Up to 40 per cent of a home’s heating energy is lost through windows, according to the Australian Window Association. One way to minimise heat loss is to use double-glazed windows throughout the home.
Double glazing improves the thermal performance of windows by creating an insulating layer of air or gas trapped between two panes of glass. However, installing new double-glazed windows is an expensive exercise.
After discovering it would cost about $40,000 to refit new windows with double-glazing, Melbourne-based Alan Cuthbertson sought out a cheaper solution with the help of a glazier mate.
Cuthbertson, a self-taught installer and former computer programmer with a PhD in physics, explains that glass is a poor insulator. “Most heat is lost through the actual glass itself,” he says. “A three-millimetre window has an R-Value [a measure of thermal resistance] of about 0.2,” he says. This compares with an R-Value of walls ranging from around 2 to 7, Cuthbertson says.
Rather than replace his windows, Cuthbertson removed the glass and put in new double-glazed panes. His success with the solution led him to found DIY Double Glaze.
To remove and refit glass to your window, frames need to be in robust condition. The method doesn’t suit most aluminium frames, and if your windows are the double-hung type, it can be tricky (though not impossible) to remove and replace the glass.
An alternative approach involves augmenting your existing windows with a second, totally independent window panel, says Richard Keech, a Melbourne-based energy efficiency consultant and author of The Energy Freedom Home.
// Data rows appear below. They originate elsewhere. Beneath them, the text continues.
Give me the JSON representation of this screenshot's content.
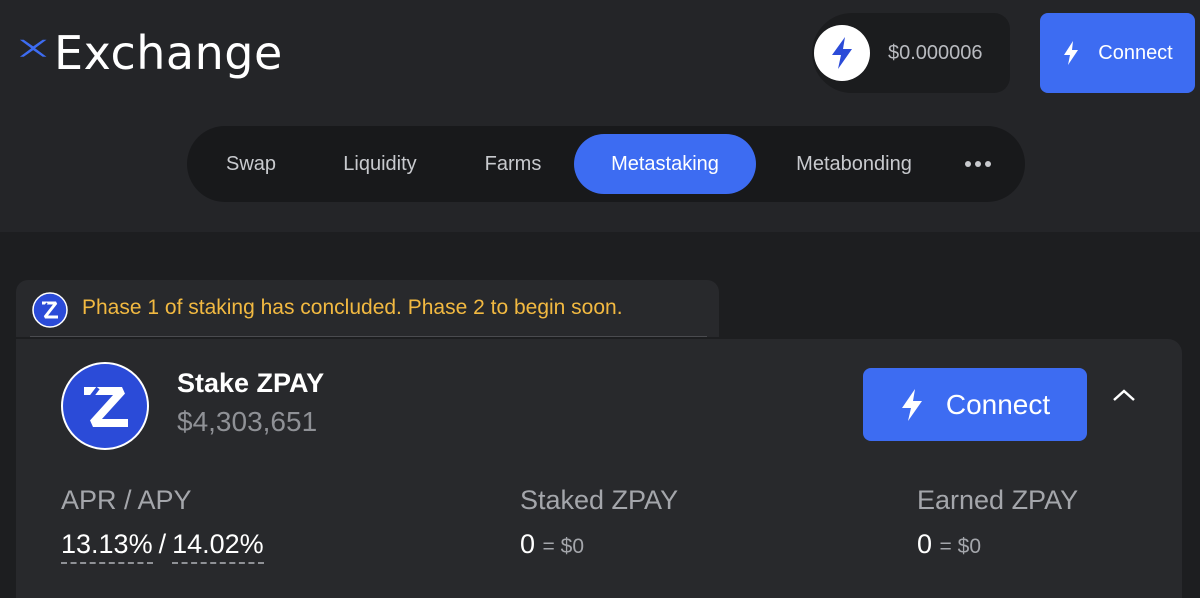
{
  "app": {
    "logo_text": "Exchange"
  },
  "header": {
    "price": "$0.000006",
    "connect_label": "Connect"
  },
  "nav": {
    "tabs": [
      {
        "label": "Swap",
        "active": false
      },
      {
        "label": "Liquidity",
        "active": false
      },
      {
        "label": "Farms",
        "active": false
      },
      {
        "label": "Metastaking",
        "active": true
      },
      {
        "label": "Metabonding",
        "active": false
      }
    ],
    "more_icon": "more-horizontal-icon"
  },
  "notice": {
    "text": "Phase 1 of staking has concluded. Phase 2 to begin soon."
  },
  "card": {
    "title": "Stake ZPAY",
    "tvl": "$4,303,651",
    "connect_label": "Connect",
    "stats": {
      "apr_label": "APR / APY",
      "apr": "13.13%",
      "separator": "/",
      "apy": "14.02%",
      "staked_label": "Staked ZPAY",
      "staked_value": "0",
      "staked_usd": "= $0",
      "earned_label": "Earned ZPAY",
      "earned_value": "0",
      "earned_usd": "= $0"
    }
  },
  "colors": {
    "accent": "#3d6cf2",
    "background": "#1d1e20",
    "panel": "#28292c",
    "warning": "#f2b941"
  }
}
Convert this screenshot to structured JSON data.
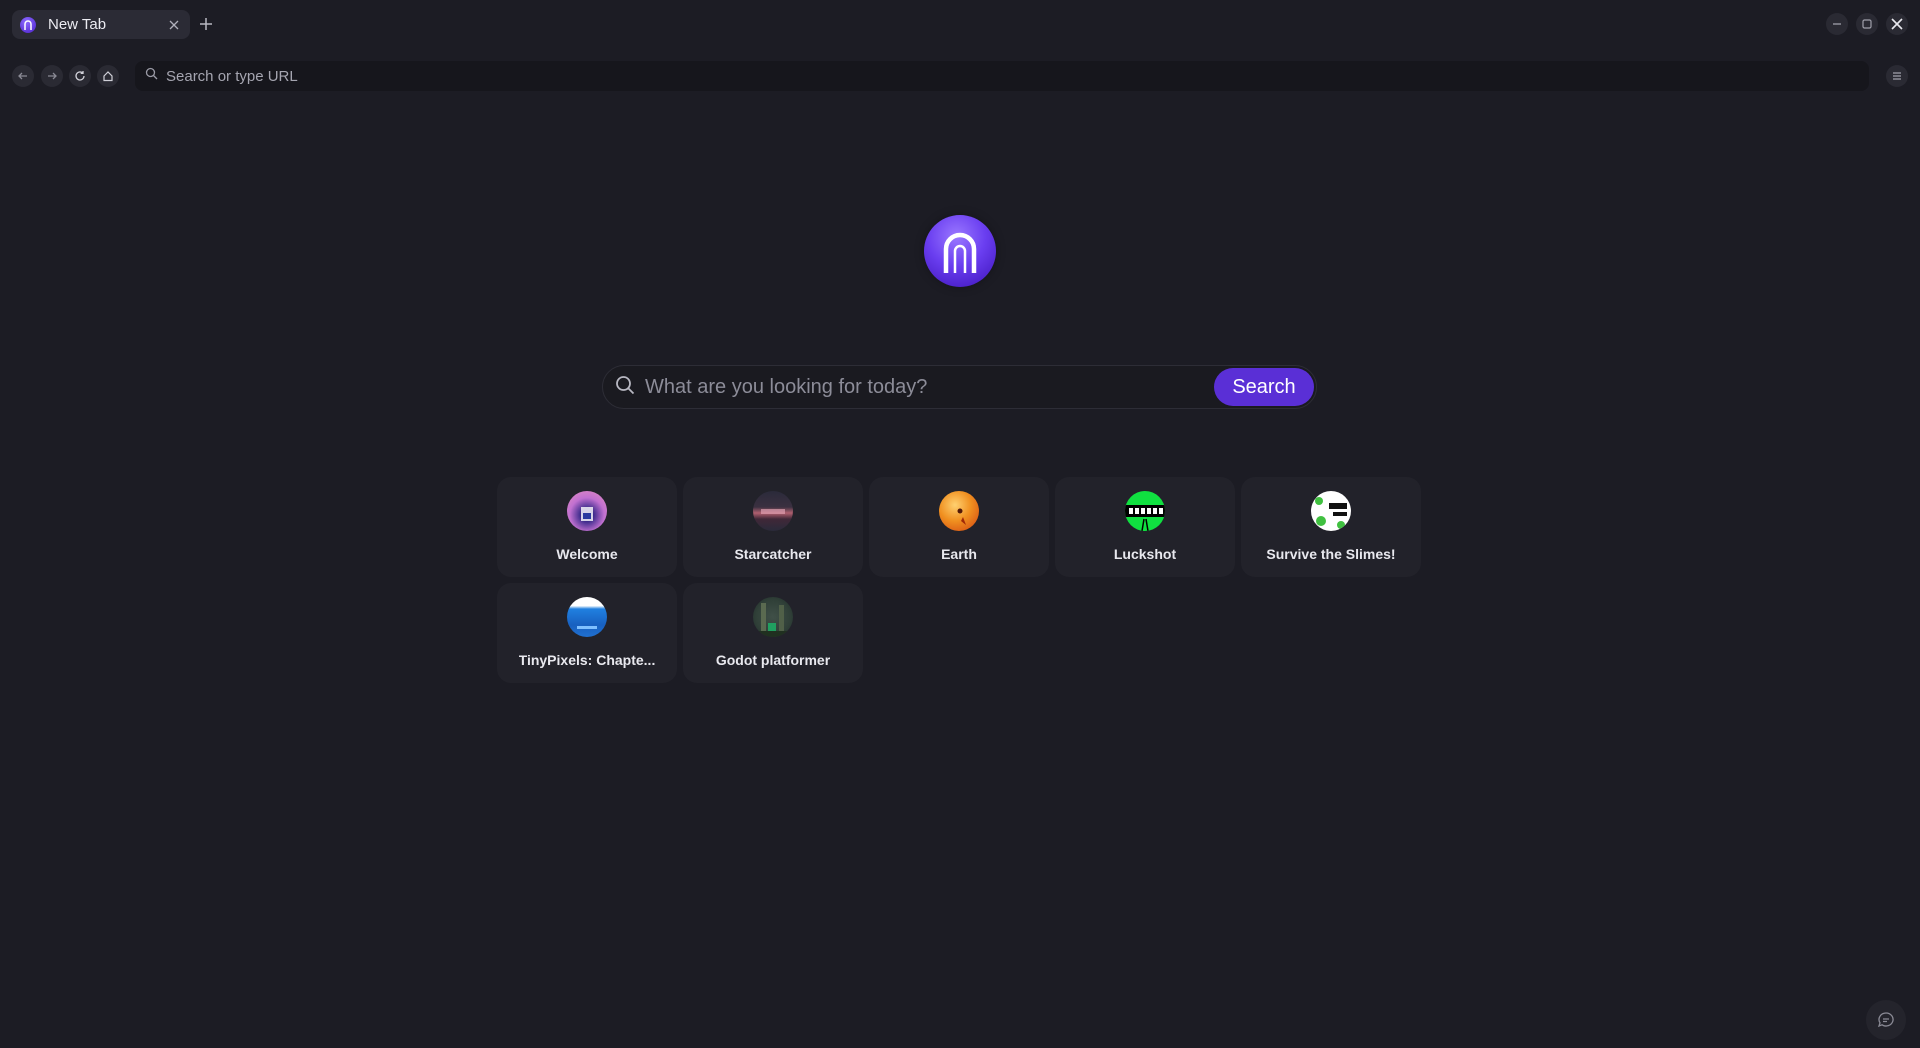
{
  "tab": {
    "title": "New Tab",
    "favicon": "browser-logo-icon"
  },
  "toolbar": {
    "url_placeholder": "Search or type URL",
    "icons": [
      "back-arrow-icon",
      "forward-arrow-icon",
      "reload-icon",
      "home-icon",
      "menu-icon"
    ]
  },
  "main": {
    "search_placeholder": "What are you looking for today?",
    "search_button": "Search",
    "accent_color": "#5a2fd6",
    "shortcuts": [
      {
        "label": "Welcome",
        "icon": "welcome-thumbnail"
      },
      {
        "label": "Starcatcher",
        "icon": "starcatcher-thumbnail"
      },
      {
        "label": "Earth",
        "icon": "earth-thumbnail"
      },
      {
        "label": "Luckshot",
        "icon": "luckshot-thumbnail"
      },
      {
        "label": "Survive the Slimes!",
        "icon": "survive-the-slimes-thumbnail"
      },
      {
        "label": "TinyPixels: Chapte...",
        "icon": "tinypixels-thumbnail"
      },
      {
        "label": "Godot platformer",
        "icon": "godot-platformer-thumbnail"
      }
    ]
  },
  "colors": {
    "background": "#1c1c24",
    "tile": "#22222a",
    "logo": "#6a3ef0"
  }
}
Rather than glass, an acrylic sheet is commonly used, Keech says.
Secondary glazing costs a quarter to a third of the cost of complete window replacement, yet performance is comparable, Keech says. Like retrofitting double glazing, it also allows older homes with timber frames to retain their character. However, not all windows, including most cheap aluminium frames, suit the method.
Adelaide-based Helen Karapandzic installed removable acrylic panels with magnetic fixings to the sash windows of her 1960s brick home. “We considered both updating and replacing our windows, but it was hard to justify the cost – both financial and environmental – of replacing perfectly good windows,” she says.
Karapandzic ordered cut-to-size Astariglas panels from a local wholesaler and Magnafix adhesive magnetic tape to affix them to the windows. “We did the installation ourselves, which took around three hours for 12 windows. The total project cost was just under $1500 all up,” she says. “The effect was instantaneous! Our home is now warm and draught-free, and there is much less noise from passing traffic. The units blend in very well with the existing windows – you’d hardly notice they’re there. We’ve also not had any issues with condensation.”
Another popular DIY option, and one suitable for tenants, is Clear Comfort, Keech says. The transparent film functions as a type of non-permanent secondary glazing. “It’s basically sticking this film onto the inside frame of the window and then using a hairdryer to shrink it taut over the window,” he explains. “Thermally, it’s great because it does hold a still layer of air between two clear sheets.”
For best thermal performance, Keech advises combining double or secondary glazing with good window coverings and shading. Window coverings, such as cellular blinds and curtains, keep the sun out in summer but also add an additional insulating benefit to a window in winter.
Curtains used for insulation purposes need backing, thickness, a seal (or pelmet) at the top, and should be floor-length, Cuthbertson says. Expect to pay upwards of $3000 to cover all your windows, he says.
The most important yet easiest and cheapest measure is to seal up window draughts, he says.
Keech reveals many windows have an unwanted gap behind the top of the window architrave (the timber moulding around the entire perimeter, fitted to the wall). For blocking and sealing air leaks, there are many different professional specialised products on the market.
The benefits of insulating your windows will vary depending on how well the rest of your home is insulated, Cuthbertson says. In a well-insulated, draught-proofed home, retrofitting double glazing can reduce heat loss through windows by 50 per cent and cut heating costs by 25 per cent.
Savings need to be considered in the context of the cost of retrofits. The double-glazed units sold by Cuthbertson, for example, cost about $250 a square metre.
How much you heat your home is a further factor. “If you heat it to 22 degrees, your heating bills are going to be enormous, and so your savings are going to be enormous,” he says. “If you heat your house to 15 degrees, your savings will be virtually nothing.”
Regardless of cost, high-performance double or triple-glazing provides the best thermal comfort.